Search each line below for "size", then return the lines where it appears.

[Data — start]

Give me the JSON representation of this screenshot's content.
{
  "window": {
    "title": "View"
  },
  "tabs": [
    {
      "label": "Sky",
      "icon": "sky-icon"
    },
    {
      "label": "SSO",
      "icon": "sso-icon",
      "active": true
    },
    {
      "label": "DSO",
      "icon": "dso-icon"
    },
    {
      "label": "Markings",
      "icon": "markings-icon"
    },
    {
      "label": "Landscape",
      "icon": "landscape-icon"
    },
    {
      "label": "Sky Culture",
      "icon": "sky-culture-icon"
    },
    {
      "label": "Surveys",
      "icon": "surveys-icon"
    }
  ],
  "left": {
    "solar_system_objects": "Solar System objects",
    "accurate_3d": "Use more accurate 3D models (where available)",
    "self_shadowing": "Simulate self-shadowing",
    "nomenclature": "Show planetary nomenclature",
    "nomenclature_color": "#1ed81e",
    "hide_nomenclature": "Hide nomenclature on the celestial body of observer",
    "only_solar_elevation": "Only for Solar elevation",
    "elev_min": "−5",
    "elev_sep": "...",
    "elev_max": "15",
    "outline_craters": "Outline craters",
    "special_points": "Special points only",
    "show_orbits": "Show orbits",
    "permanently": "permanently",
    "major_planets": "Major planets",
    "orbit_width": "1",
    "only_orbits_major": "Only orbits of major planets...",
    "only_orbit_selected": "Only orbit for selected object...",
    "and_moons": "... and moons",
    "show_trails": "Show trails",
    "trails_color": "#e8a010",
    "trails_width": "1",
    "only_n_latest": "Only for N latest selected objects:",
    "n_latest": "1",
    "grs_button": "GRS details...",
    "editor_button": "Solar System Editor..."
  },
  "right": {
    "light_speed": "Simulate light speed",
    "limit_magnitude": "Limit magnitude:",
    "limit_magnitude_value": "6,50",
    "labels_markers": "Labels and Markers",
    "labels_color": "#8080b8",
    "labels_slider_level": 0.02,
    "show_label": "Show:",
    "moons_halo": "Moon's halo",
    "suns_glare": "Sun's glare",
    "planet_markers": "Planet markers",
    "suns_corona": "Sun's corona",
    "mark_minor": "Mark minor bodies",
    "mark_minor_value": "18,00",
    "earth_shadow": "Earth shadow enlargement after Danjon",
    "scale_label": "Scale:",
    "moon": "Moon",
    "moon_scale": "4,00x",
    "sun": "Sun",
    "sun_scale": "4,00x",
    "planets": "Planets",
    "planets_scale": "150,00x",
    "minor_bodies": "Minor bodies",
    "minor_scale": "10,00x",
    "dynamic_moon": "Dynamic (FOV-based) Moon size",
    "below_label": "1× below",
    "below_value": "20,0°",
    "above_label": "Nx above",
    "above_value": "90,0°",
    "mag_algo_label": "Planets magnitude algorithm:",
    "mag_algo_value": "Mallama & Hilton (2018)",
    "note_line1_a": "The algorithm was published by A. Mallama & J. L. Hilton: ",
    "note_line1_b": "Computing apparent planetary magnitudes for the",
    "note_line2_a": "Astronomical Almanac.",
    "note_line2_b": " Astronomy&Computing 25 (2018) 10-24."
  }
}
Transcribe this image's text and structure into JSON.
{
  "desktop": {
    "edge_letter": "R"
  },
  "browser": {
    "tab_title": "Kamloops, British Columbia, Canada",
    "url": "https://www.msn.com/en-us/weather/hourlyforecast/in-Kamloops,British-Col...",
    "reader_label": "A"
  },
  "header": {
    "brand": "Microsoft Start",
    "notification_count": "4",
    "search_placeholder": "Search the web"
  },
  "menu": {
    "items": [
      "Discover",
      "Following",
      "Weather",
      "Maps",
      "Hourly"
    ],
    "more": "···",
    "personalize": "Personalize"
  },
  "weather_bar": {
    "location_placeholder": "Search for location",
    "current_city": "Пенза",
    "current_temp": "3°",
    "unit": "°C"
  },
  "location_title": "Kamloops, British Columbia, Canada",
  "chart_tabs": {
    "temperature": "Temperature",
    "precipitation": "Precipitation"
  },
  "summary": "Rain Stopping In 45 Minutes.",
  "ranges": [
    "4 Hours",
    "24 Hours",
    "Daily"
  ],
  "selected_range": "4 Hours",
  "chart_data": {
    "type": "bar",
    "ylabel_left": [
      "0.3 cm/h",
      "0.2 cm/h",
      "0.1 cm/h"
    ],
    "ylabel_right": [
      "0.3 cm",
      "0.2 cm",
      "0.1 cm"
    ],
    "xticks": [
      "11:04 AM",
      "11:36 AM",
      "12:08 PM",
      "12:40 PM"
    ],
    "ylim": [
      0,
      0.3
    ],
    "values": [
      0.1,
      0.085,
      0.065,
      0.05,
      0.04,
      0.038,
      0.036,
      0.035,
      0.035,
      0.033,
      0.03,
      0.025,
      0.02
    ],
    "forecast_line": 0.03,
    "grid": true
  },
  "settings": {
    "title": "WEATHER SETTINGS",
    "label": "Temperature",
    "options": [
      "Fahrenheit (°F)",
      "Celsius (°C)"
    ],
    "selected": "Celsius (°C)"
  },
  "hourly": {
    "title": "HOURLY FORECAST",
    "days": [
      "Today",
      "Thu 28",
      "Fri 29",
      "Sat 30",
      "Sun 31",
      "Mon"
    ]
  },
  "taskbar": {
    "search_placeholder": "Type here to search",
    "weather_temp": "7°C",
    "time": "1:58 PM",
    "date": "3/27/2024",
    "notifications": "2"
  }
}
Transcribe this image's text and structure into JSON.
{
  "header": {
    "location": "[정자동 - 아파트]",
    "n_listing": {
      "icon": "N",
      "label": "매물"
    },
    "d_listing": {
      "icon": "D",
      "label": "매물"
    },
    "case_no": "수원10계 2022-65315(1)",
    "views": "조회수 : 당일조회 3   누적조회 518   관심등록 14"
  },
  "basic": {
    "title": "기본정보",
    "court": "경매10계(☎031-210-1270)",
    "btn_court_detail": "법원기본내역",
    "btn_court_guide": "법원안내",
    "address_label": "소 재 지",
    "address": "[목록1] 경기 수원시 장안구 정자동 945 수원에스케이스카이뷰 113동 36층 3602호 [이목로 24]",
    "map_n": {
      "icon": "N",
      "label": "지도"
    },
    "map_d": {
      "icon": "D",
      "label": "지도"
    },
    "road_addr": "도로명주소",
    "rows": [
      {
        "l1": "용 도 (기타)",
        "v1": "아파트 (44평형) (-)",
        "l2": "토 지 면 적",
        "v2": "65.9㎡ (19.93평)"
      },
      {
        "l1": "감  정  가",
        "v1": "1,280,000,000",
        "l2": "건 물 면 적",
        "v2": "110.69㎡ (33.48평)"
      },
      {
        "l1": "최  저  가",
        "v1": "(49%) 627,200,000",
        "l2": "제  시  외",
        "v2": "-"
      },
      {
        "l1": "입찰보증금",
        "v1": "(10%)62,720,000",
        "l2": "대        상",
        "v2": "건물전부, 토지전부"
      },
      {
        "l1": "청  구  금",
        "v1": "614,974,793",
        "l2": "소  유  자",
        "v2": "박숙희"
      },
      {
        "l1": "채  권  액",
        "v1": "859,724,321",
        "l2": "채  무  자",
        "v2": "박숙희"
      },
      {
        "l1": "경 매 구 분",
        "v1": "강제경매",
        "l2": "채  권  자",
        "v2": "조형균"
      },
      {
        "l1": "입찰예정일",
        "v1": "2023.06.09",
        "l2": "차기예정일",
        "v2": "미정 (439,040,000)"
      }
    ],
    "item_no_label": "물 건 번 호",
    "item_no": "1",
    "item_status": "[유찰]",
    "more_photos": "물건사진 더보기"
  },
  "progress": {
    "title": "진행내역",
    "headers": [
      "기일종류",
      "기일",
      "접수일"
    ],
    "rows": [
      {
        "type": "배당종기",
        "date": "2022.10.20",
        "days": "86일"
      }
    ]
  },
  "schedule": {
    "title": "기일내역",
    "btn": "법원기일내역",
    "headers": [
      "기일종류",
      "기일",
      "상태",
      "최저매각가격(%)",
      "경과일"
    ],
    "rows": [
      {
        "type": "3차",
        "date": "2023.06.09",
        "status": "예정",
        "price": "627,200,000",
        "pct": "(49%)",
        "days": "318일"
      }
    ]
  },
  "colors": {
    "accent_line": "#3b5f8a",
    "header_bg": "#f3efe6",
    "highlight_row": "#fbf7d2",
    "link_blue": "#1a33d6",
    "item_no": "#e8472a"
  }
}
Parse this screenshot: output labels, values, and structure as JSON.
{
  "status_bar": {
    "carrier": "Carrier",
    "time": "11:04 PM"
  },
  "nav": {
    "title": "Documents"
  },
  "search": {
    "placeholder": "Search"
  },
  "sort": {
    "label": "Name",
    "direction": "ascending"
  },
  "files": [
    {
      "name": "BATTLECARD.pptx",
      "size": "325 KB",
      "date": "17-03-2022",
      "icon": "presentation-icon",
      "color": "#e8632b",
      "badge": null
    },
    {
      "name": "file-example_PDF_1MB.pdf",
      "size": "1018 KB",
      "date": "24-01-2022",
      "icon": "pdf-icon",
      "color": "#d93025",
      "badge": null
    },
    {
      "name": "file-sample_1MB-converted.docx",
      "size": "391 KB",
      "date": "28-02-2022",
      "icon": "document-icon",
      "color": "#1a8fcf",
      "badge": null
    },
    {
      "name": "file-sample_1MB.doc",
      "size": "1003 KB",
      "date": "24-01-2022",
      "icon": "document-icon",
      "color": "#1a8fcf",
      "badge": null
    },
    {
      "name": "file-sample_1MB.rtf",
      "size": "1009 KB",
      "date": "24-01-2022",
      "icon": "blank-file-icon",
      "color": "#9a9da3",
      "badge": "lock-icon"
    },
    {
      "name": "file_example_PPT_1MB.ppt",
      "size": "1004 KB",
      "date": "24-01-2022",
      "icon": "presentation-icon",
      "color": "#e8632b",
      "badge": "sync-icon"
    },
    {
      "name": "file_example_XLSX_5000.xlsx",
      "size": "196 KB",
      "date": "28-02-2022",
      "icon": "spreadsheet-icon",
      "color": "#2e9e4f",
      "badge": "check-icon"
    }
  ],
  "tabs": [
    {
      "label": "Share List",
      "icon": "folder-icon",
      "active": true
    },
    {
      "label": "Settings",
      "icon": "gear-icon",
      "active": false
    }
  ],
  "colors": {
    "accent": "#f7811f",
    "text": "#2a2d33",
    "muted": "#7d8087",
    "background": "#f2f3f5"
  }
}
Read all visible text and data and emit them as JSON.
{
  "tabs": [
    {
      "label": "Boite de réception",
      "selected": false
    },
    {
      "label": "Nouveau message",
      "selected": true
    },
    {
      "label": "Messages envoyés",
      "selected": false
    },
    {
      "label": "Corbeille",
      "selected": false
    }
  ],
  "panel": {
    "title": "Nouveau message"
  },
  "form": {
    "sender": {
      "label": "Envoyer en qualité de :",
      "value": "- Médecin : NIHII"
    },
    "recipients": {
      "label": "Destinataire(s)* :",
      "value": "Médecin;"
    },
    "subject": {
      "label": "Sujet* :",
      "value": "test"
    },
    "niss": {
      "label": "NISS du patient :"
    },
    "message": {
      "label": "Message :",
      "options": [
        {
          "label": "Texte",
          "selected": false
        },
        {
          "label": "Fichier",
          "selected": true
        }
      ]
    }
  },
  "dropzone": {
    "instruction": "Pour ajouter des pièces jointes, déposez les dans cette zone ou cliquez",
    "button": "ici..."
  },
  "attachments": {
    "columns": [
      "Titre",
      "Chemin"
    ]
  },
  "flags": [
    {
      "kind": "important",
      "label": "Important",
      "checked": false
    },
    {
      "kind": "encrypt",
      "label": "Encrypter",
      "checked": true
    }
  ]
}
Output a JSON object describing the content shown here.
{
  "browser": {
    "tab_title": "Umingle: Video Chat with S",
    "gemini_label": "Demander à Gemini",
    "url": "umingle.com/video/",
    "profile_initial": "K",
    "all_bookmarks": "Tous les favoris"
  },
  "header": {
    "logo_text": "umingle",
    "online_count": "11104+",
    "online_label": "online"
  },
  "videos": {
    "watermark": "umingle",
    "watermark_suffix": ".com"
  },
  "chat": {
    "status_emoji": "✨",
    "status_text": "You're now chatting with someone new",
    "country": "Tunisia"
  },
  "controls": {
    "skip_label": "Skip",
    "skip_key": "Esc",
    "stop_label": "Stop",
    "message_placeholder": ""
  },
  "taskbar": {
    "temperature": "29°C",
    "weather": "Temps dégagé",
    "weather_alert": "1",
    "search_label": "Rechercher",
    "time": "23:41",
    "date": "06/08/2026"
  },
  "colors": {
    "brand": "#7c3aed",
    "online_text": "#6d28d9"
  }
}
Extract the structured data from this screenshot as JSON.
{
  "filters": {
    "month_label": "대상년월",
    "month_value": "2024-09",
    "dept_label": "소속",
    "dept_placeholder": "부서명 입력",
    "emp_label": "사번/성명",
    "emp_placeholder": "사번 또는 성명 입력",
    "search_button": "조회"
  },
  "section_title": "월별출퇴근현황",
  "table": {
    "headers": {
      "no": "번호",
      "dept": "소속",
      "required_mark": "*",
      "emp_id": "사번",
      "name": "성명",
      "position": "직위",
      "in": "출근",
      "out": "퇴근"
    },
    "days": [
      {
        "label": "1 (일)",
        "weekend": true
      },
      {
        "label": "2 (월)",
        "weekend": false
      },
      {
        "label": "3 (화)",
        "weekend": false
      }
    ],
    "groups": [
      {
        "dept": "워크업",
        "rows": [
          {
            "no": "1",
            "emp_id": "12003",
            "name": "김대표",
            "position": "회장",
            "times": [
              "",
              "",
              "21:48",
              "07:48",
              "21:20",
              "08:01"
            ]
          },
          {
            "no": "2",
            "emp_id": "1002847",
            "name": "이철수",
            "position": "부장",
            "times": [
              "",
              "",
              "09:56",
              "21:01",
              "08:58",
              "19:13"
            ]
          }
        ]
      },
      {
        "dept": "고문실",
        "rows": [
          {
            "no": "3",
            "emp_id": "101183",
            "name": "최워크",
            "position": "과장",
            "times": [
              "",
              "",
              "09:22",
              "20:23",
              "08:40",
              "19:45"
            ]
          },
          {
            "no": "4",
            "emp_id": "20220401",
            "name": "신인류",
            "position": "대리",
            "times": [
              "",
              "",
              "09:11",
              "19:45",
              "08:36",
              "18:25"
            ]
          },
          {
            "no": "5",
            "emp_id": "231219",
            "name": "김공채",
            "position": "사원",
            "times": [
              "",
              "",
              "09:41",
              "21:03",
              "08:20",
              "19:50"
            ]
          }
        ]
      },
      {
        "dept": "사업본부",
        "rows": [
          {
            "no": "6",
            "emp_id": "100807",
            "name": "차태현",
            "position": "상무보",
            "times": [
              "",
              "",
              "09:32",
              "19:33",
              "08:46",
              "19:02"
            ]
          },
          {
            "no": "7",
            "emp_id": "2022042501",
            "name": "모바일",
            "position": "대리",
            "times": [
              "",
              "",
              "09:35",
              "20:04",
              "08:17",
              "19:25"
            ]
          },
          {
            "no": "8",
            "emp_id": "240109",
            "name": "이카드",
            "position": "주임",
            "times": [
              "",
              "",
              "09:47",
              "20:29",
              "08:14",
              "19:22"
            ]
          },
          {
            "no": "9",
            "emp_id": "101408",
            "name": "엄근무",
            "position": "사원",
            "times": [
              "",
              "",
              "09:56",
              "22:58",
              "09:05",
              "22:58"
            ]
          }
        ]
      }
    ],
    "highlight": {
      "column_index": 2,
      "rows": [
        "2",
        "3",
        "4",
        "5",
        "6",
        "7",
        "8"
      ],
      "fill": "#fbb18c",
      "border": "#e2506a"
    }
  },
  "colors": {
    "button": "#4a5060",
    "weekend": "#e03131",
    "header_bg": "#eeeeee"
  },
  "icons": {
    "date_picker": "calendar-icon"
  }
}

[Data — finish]

Reply to the task:
    "dynamic_moon": "Dynamic (FOV-based) Moon size",
      "size": "325 KB",
      "size": "1018 KB",
      "size": "391 KB",
      "size": "1003 KB",
      "size": "1009 KB",
      "size": "1004 KB",
      "size": "196 KB",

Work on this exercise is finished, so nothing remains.